Note: this is not a duplicate of Anatomically correct Giants or What would be the tallest possible height for humanlike creatures in earthlike conditions? because my giants are far from humanoid. Anyway, the main question here is why they would evolve rather than how they would evolve.
This question is one about my ongoing worldbuilding project about viable mythical creatures and how they fit into the modern ecosystem. The last three were: Is petrifying vision plausible in an animal?, Hydras as parasitic-mating, polyandrous amphibians? and Are wing-walking griffins viable?
This question will be about another important creature in the project, the giant. Most fantasy depictions of giants show them as massive humans, but I'd rather shake things up a bit. In my project, giants belong to the clade Tethytheria, with their closest relatives being the rhinoceros-like Embrithopods.
Here is a rough dendrogram of giant phylogeny I made (The taxon at the end of each lineage represents a Linnaean order):
The giants are the order shown in bold, Gigantoidea. Edit: I forgot to include the clade Tethytheria when annotating the dendrogram, it should be above the line that leads to elephants, manatees, embrithopods and giants.
But why would very large quadrupedal browsers evolve bipedalism?
The ancestors of my giants would have looked something like this, but not necessarily horned:
Image source: https://alchetron.com/Embrithopoda
And now, they are bipedal and 10-18 metres tall. What evolutionary reason would cause this to happen? Why would heavy, quadrupedal herbivores end up as bipeds?
At the moment, that question is a bit broad, so I'll give you some information about the giants I have in mind.
Giants spend most of their adult life dormant, hibernating half-submerged in the earth. During this time, plants will often grow on their backs. The giants absorb nutrients from these and the surrounding soil to sustain them in their sleep.

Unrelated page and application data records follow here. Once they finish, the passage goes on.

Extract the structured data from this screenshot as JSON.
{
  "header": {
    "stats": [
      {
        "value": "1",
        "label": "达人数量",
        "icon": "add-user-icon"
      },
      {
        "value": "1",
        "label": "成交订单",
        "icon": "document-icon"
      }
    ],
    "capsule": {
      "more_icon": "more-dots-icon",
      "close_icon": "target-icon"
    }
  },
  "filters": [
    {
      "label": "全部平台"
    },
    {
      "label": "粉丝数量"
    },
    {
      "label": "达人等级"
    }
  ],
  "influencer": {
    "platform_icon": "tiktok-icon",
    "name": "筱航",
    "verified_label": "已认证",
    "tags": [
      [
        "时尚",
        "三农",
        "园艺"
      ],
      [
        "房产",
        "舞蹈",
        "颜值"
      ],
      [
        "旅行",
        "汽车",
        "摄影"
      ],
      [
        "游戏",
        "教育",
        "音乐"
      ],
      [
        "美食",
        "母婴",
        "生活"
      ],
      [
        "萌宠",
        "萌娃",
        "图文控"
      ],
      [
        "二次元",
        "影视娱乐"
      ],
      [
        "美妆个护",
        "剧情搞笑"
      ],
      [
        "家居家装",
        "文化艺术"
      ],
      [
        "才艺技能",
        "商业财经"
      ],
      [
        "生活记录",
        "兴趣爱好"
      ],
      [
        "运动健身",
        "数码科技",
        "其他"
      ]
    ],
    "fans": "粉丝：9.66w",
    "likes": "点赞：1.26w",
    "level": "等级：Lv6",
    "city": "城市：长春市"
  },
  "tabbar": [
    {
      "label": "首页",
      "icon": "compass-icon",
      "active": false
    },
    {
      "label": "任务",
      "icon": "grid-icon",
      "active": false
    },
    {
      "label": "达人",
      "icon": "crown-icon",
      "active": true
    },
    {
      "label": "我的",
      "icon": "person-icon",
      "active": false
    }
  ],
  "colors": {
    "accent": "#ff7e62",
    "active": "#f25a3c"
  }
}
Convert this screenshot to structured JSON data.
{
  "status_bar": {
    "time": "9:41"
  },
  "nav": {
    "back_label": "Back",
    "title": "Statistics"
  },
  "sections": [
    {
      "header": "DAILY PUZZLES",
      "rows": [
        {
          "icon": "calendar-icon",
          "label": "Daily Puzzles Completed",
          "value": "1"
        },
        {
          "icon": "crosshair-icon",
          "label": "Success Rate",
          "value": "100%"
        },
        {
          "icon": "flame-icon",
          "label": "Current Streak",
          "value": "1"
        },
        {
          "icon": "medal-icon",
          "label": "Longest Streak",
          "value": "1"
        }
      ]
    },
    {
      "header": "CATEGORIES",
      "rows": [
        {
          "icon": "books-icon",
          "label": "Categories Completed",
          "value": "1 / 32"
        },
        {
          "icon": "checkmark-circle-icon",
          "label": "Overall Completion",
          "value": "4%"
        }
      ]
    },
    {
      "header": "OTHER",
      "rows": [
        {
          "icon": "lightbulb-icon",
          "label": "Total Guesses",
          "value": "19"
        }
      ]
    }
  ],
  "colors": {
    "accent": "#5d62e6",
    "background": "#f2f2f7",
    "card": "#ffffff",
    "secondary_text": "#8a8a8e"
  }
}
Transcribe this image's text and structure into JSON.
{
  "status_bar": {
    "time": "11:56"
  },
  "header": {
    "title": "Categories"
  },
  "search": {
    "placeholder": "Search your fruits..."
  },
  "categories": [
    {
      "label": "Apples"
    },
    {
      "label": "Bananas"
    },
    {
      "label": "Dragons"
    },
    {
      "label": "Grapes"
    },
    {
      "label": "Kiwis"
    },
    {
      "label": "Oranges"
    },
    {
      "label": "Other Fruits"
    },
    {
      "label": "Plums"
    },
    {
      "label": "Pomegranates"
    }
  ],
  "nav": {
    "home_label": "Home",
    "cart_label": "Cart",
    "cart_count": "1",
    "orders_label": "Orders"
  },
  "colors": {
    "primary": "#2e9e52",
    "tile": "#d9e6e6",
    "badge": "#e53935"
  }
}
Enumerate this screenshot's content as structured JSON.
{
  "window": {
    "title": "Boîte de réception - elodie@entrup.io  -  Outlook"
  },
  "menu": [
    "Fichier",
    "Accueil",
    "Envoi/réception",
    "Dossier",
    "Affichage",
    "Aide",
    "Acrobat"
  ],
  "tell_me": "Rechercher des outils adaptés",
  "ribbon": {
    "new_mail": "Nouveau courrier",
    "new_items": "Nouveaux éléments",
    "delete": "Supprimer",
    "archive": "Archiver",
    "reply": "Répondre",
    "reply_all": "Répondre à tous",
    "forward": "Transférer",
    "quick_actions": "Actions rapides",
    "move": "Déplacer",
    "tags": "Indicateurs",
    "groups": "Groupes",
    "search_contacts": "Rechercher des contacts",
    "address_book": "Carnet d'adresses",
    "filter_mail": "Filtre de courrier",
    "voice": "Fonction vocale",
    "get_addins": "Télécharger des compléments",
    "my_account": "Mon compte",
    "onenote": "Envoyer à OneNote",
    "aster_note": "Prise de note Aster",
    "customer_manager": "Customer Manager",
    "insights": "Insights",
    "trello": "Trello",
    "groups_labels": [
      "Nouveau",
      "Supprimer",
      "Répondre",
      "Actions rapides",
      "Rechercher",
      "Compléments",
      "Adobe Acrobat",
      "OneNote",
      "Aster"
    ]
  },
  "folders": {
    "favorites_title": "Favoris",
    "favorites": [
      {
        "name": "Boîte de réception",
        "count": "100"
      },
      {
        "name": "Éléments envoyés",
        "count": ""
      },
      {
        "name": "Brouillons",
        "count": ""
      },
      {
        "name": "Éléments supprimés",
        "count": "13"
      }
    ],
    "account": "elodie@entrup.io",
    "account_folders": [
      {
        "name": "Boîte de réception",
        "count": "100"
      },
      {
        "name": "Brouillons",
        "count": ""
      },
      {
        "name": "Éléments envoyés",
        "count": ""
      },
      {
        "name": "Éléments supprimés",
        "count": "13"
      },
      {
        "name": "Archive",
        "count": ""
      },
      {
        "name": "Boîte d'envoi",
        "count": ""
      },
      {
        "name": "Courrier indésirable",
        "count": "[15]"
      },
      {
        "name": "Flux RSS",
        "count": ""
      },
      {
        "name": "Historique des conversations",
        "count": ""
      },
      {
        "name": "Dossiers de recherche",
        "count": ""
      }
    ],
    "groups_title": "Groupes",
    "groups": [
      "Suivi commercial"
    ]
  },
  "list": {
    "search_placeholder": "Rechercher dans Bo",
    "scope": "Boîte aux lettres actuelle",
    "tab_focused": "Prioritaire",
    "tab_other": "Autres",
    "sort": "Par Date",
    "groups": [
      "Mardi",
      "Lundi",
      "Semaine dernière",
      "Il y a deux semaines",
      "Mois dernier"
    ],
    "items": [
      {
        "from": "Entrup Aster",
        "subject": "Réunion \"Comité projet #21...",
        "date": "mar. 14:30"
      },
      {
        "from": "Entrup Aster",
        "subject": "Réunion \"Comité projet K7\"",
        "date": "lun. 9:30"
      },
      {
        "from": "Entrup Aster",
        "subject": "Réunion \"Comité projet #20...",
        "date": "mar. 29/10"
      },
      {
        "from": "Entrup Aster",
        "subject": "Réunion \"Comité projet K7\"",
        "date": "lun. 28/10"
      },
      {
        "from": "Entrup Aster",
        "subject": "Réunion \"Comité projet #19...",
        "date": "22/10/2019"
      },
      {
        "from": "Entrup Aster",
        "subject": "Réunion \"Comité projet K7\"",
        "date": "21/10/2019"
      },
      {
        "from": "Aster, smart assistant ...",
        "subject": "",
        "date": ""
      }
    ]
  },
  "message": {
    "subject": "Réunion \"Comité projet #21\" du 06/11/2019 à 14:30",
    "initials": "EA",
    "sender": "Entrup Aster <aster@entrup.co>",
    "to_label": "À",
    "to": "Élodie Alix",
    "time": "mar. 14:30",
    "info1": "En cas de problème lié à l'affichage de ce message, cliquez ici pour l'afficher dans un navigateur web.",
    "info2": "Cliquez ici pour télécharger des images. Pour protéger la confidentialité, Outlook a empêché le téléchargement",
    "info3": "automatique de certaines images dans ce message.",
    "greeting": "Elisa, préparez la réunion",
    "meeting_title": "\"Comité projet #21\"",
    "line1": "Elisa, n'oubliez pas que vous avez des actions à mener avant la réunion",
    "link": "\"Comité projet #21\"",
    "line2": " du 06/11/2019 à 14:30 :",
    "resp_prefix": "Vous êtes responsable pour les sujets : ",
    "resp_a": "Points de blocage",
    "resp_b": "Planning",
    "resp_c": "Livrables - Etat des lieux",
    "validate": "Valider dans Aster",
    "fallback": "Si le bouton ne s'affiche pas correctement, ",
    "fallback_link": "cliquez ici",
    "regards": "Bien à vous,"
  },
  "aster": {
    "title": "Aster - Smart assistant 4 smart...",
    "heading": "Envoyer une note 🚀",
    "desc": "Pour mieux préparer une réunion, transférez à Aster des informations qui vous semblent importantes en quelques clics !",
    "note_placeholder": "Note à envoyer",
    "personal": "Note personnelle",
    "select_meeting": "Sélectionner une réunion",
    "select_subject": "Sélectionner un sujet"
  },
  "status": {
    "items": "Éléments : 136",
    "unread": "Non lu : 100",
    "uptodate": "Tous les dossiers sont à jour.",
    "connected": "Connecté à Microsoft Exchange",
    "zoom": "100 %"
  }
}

However, they require nutrient-rich soil to survive. Thus, they rise every 200 years to predate the hydras (Their mass births occur at the same time, and they emanate poisonous gases that, in large quantities, have a very negative effect on the soil's nutrient content).
They also reproduce at this time, and baby giants spend about 20 years roaming and growing before their first 200-year hibernation. Their longevity is because of their size and inactive stages.
So, with that information in mind, consider this: What would cause quadrupedal Embrithopods to take on a bipedal posture? I suggest reading up a bit on Embrithopod ecology, anatomy and physiology should you require further information.
If you find this question broad, missing details or having errors, please let me know and I will amend the question as soon as possible.